## Excerpts from a dataset
□ □ □

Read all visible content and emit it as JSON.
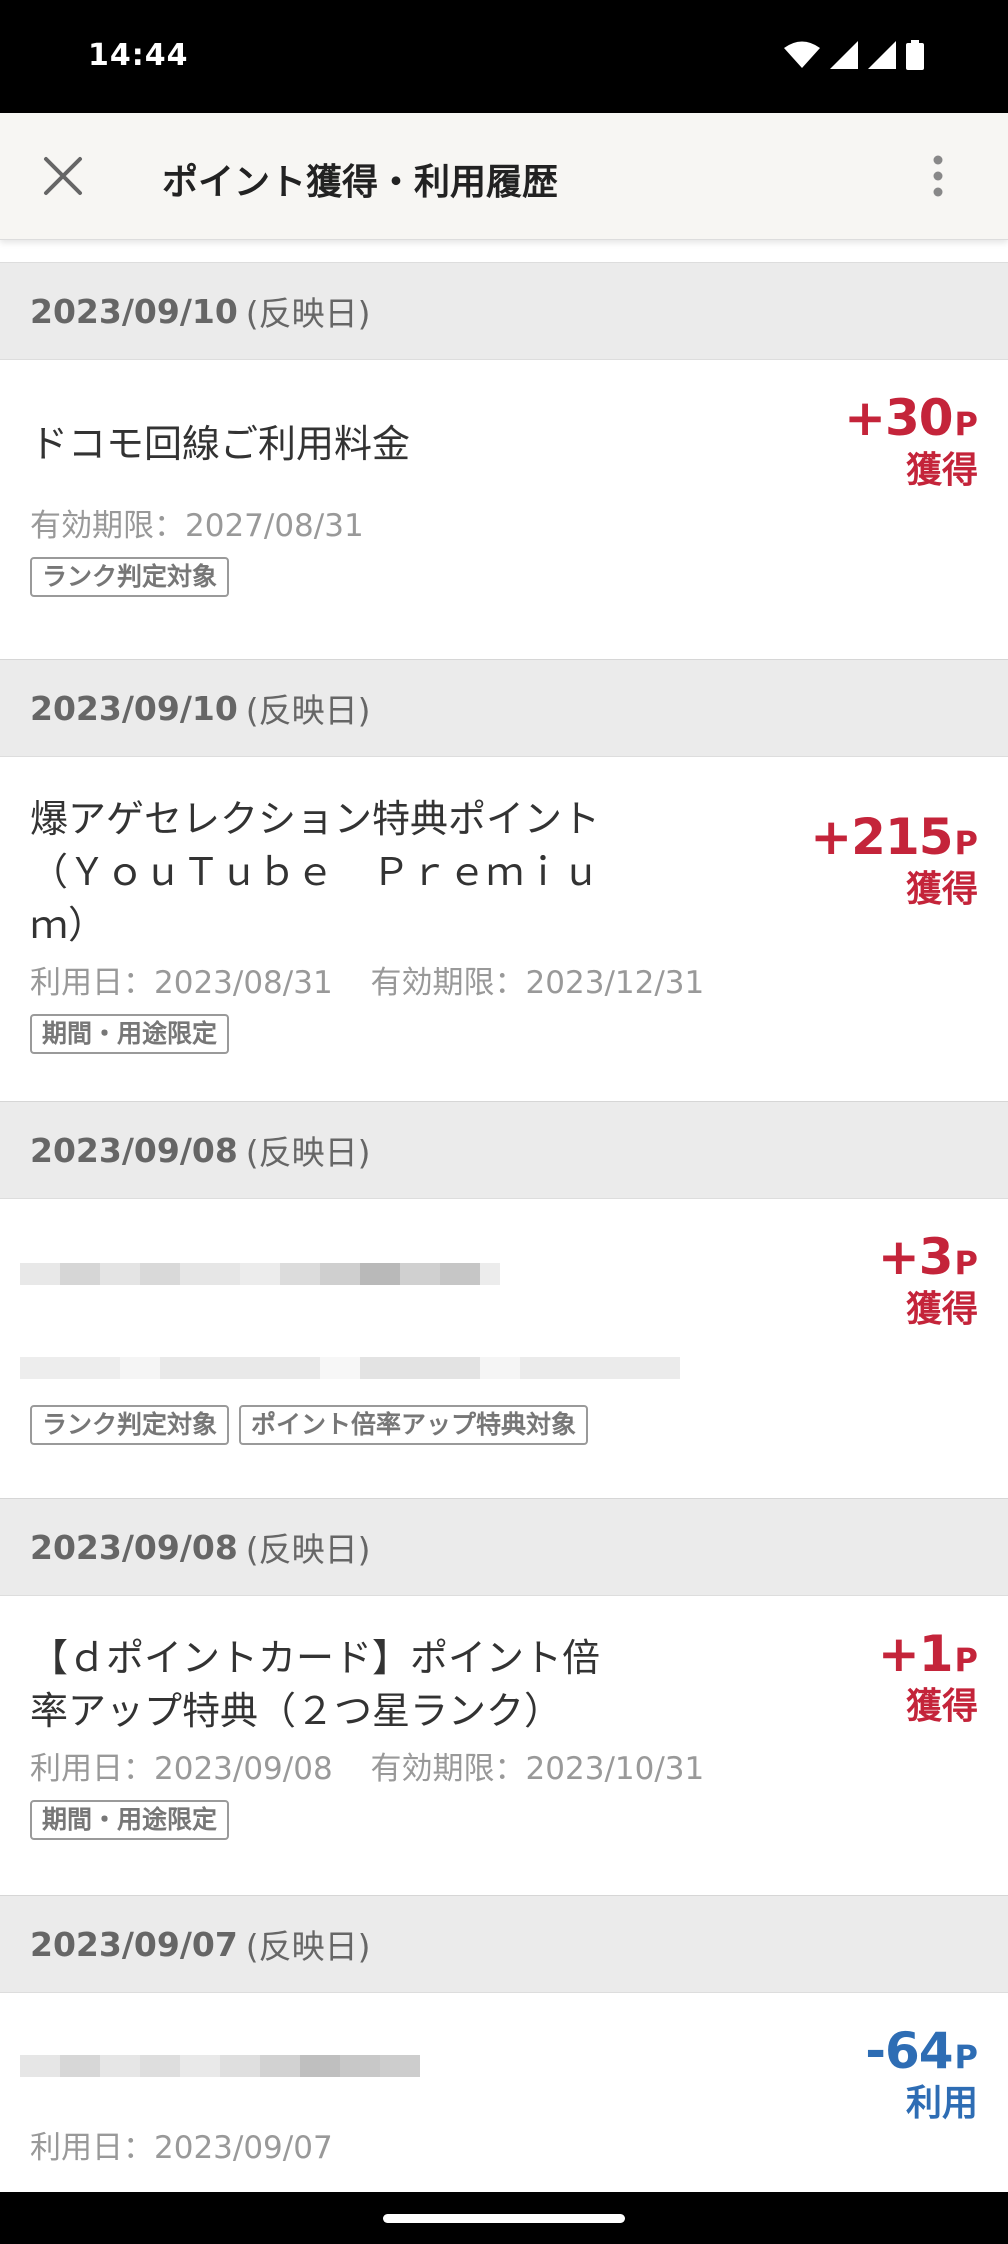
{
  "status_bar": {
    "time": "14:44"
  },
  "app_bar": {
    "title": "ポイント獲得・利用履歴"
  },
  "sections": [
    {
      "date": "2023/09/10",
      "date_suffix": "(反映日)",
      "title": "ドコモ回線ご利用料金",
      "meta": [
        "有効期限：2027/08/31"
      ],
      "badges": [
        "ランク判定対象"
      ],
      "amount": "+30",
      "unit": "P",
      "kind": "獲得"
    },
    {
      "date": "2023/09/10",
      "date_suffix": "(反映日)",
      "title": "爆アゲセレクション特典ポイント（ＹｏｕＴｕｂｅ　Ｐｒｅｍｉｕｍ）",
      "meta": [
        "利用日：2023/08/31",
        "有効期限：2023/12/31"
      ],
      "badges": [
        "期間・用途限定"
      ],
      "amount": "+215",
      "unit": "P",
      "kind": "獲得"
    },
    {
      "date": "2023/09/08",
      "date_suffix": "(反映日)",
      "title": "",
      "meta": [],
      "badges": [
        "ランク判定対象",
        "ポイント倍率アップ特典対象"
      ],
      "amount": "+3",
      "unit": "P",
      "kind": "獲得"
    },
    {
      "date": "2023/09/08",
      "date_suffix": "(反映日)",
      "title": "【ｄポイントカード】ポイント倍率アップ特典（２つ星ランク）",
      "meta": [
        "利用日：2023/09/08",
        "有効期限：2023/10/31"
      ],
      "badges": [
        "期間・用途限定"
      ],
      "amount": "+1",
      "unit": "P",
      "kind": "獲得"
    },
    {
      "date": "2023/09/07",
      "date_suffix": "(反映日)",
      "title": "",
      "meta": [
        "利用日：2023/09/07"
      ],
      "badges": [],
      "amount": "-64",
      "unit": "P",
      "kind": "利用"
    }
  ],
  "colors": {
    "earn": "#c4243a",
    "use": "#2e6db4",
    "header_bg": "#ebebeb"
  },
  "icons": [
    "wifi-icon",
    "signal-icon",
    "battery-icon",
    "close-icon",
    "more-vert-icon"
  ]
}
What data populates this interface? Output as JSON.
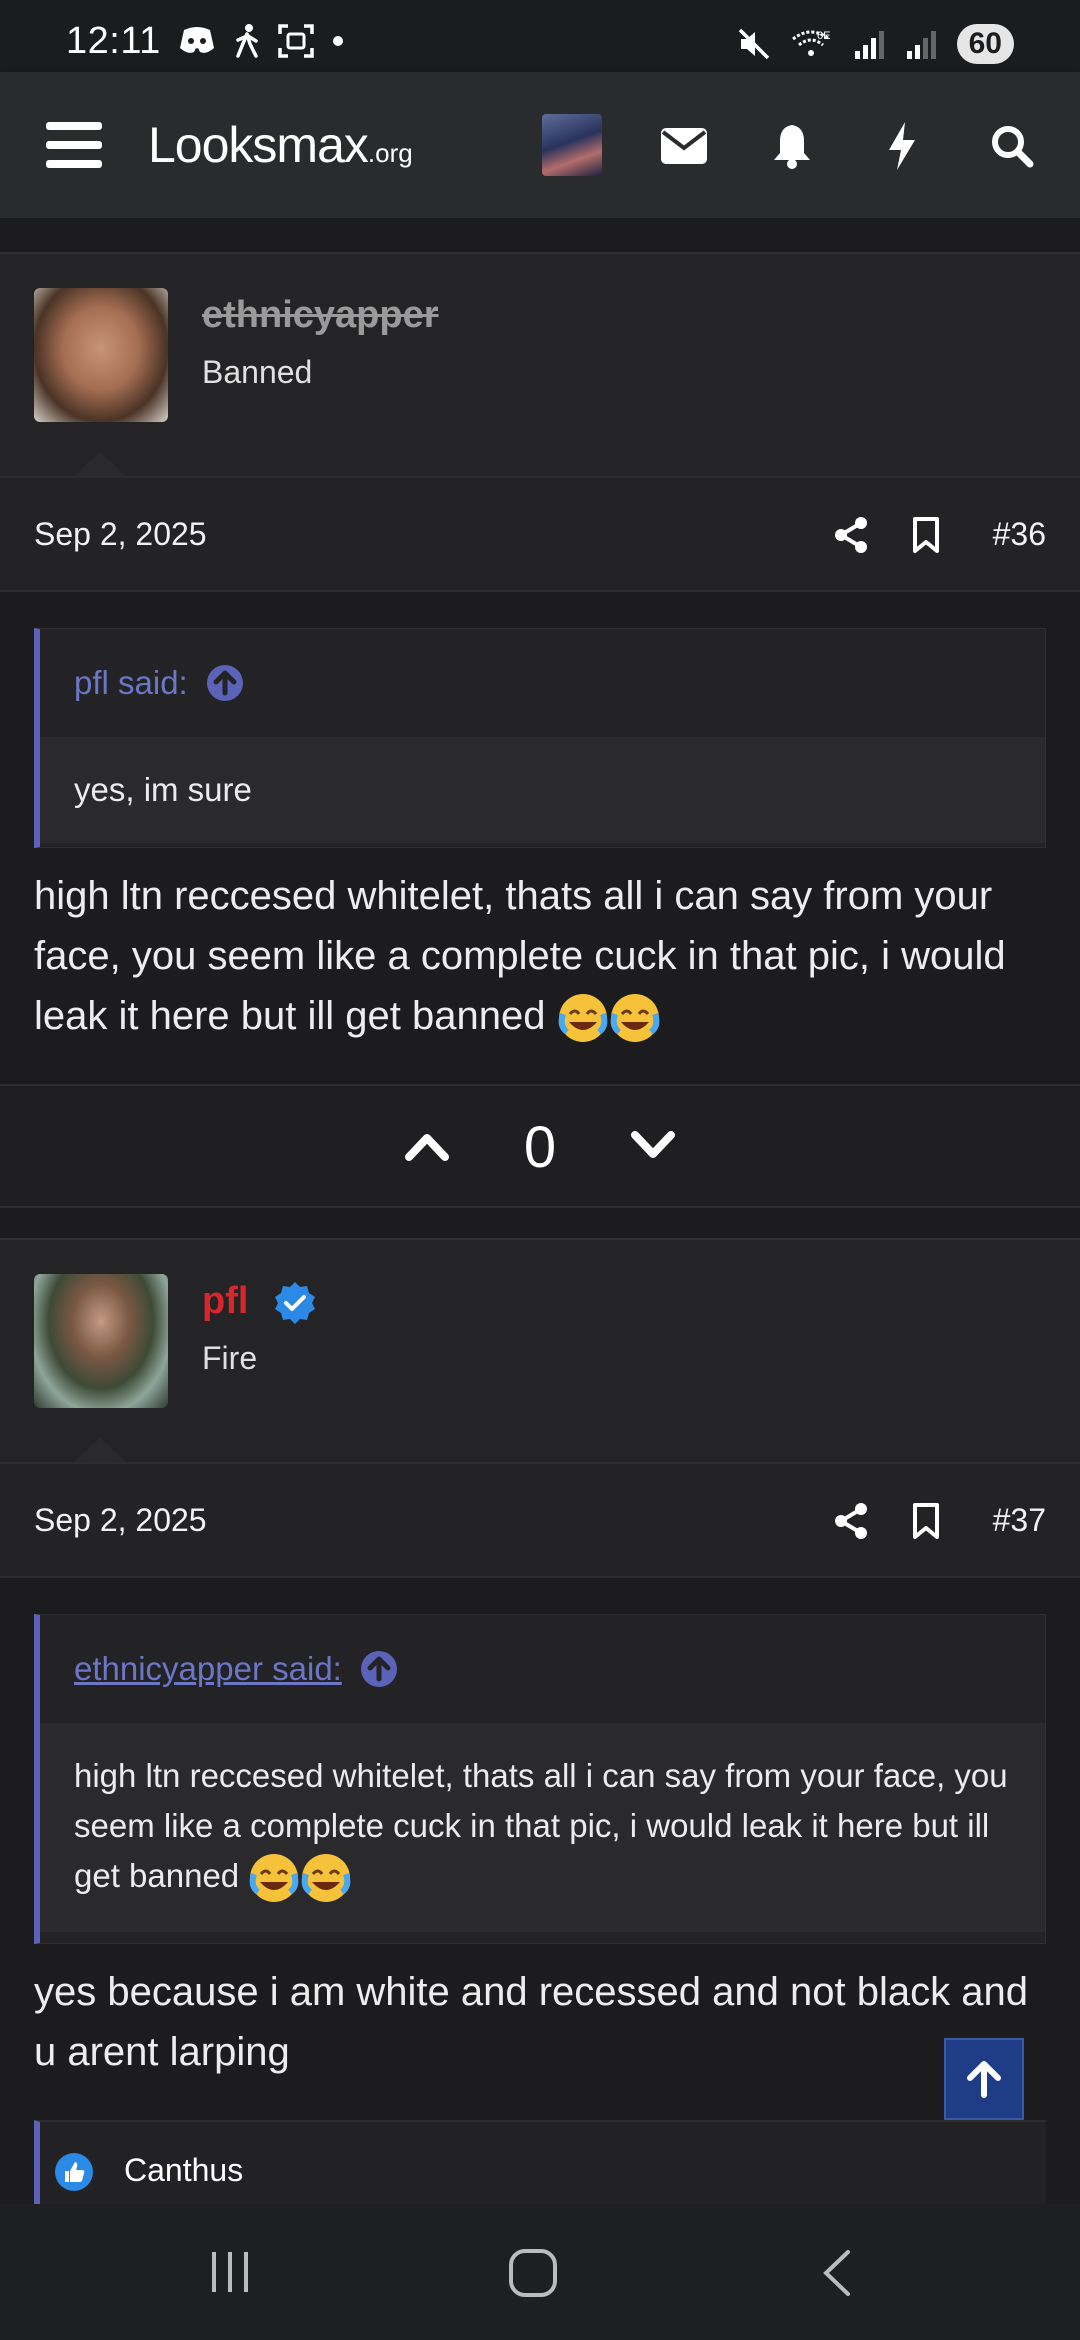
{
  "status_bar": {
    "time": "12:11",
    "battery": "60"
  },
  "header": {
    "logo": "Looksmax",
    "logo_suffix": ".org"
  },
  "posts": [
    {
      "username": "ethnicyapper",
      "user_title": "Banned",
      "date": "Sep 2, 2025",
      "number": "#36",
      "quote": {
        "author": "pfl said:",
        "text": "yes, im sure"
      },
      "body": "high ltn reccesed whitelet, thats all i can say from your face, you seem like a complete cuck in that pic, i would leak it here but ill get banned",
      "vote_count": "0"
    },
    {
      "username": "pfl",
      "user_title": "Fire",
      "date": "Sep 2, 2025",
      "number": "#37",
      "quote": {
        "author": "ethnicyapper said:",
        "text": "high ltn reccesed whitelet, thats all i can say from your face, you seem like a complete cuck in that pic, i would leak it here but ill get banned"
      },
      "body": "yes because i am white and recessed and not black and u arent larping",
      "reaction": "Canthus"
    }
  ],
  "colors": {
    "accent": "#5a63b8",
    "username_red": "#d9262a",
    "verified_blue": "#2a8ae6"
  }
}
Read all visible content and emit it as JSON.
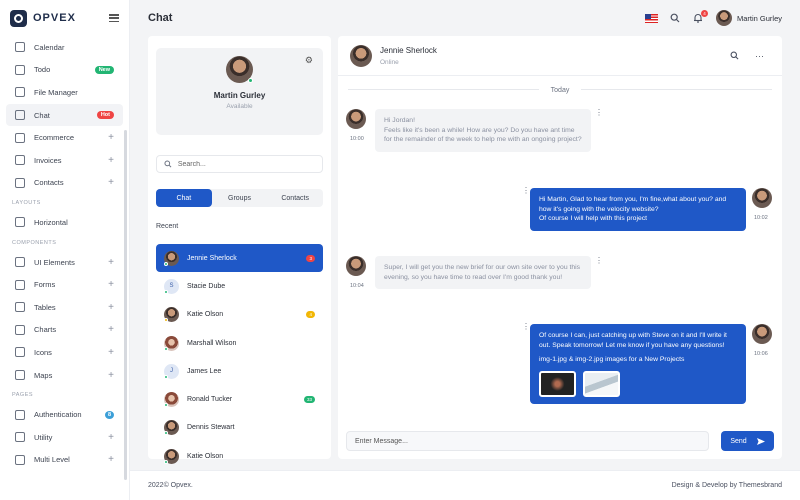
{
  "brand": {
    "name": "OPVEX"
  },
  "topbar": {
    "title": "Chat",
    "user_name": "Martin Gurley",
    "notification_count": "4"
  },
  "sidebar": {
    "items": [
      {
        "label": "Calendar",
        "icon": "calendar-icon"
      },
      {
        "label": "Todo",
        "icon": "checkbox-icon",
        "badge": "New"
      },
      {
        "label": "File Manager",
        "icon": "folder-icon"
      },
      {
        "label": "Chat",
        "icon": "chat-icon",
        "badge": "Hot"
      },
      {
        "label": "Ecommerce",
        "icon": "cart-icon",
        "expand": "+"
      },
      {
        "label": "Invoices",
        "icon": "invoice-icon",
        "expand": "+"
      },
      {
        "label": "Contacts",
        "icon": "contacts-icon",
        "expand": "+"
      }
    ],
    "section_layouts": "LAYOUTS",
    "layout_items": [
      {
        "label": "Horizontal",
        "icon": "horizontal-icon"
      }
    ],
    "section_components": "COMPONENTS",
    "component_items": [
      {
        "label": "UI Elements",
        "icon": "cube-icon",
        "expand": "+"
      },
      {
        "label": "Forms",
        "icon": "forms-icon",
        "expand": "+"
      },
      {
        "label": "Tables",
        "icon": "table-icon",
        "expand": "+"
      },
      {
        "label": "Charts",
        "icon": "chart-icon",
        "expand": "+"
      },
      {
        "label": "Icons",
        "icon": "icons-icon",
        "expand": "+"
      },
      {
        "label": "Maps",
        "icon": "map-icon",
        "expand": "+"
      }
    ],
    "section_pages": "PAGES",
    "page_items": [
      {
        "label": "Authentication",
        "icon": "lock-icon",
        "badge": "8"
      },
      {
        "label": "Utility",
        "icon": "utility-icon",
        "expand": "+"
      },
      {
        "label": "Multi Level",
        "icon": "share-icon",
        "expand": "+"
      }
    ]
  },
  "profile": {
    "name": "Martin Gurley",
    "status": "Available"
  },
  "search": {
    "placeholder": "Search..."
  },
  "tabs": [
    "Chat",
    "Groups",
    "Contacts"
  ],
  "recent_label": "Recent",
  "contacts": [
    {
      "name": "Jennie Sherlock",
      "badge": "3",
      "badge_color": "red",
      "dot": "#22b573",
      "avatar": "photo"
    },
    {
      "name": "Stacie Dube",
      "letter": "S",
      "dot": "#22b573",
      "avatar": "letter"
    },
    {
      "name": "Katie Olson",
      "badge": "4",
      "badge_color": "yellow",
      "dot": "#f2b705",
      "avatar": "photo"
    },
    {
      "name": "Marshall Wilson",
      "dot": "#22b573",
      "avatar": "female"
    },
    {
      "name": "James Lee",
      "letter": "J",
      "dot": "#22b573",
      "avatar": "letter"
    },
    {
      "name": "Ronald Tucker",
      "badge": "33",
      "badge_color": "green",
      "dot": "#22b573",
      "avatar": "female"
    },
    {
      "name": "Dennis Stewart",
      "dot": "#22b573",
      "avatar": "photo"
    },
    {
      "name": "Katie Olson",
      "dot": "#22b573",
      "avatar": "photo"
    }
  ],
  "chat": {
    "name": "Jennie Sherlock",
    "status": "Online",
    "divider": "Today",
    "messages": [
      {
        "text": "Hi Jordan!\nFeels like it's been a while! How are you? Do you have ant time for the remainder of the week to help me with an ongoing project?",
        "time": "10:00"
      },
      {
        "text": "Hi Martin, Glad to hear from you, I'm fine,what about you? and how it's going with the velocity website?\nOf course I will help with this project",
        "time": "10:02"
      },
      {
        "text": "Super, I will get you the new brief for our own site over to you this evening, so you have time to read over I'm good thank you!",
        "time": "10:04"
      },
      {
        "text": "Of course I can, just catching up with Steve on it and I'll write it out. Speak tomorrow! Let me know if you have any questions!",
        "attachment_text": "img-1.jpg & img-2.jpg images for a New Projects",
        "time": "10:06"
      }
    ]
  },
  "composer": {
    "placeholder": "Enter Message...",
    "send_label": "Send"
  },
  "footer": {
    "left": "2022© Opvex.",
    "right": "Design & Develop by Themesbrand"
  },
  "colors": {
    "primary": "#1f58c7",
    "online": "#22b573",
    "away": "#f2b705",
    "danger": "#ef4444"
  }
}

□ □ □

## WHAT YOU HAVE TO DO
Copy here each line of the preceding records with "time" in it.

## PROBLEM SOLUTION
    "time": "14:44"
    "time": "12:11",
        "text": "Hi Jordan!\nFeels like it's been a while! How are you? Do you have ant time for the remainder of the week to help me with an ongoing project?",
        "time": "10:00"
        "time": "10:02"
        "text": "Super, I will get you the new brief for our own site over to you this evening, so you have time to read over I'm good thank you!",
        "time": "10:04"
        "time": "10:06"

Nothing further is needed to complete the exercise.